The experience of underdeveloped countries reveals that monetary policy plays a limited role in such countries.
The following arguments are given in support of this view:
1. Large Non-monetized Sector:
There is a large non-monetized sector which hinders the success of monetary policy in such countries. People mostly live in rural areas where barter is practiced. Consequently, monetary policy fails to influence this large segment of the economy.
2. Undeveloped Money and Capital Markets:
The money and capital markets are undeveloped. These markets lack in bills, stocks and shares which limit the success of monetary policy.
3. Large Number of NBFIs:
Non-bank financial intermediaries like the indigenous bankers operate on a large scale in such countries but they are not under the control of the monetary authority. This factor limits the effectiveness of monetary policy in such countries.
4. High Liquidity:
The majority of commercial banks possess high liquidity so that they are not influenced by the credit policy of the central bank. This also makes monetary policy less effective.
5. Foreign Banks:
In almost every underdeveloped country foreign owned commercial banks exist. They also render monetary policy less effective by selling foreign assets and drawing money from their head offices when the Central bank of the country is following a tight monetary policy.
6. Small Bank Money:
Monetary policy is also not successful in such countries because bank money comprises a small proportion of the total money supply in the country. As a result, the Central bank is not in a position to control credit effectively.
7. Money not deposited with Banks:
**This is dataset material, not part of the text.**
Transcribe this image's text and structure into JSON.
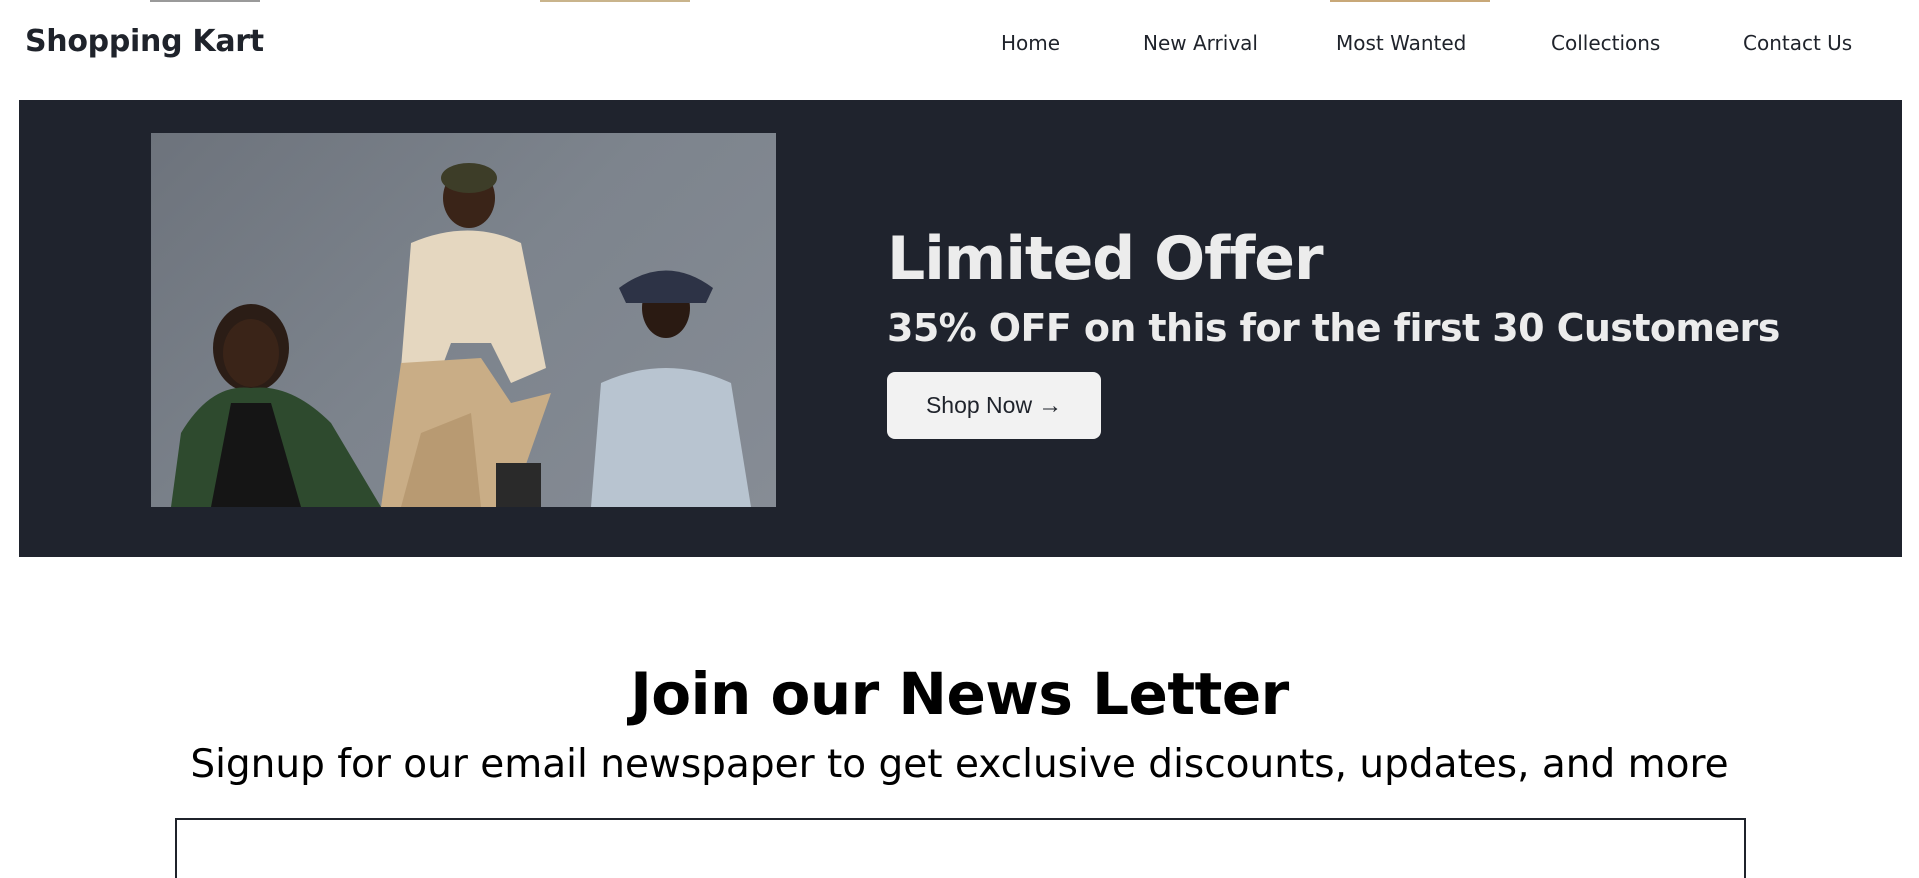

The well-to-do people do not deposit money with banks but use it in buying jewellery, gold, real estate, in speculation, in conspicuous consumption, etc. Such activities encourage inflationary pressures because they lie outside the control of the monetary authority. On account of these limitations of monetary policy in an under-developed country, economists advocate the use of fiscal policy along with it.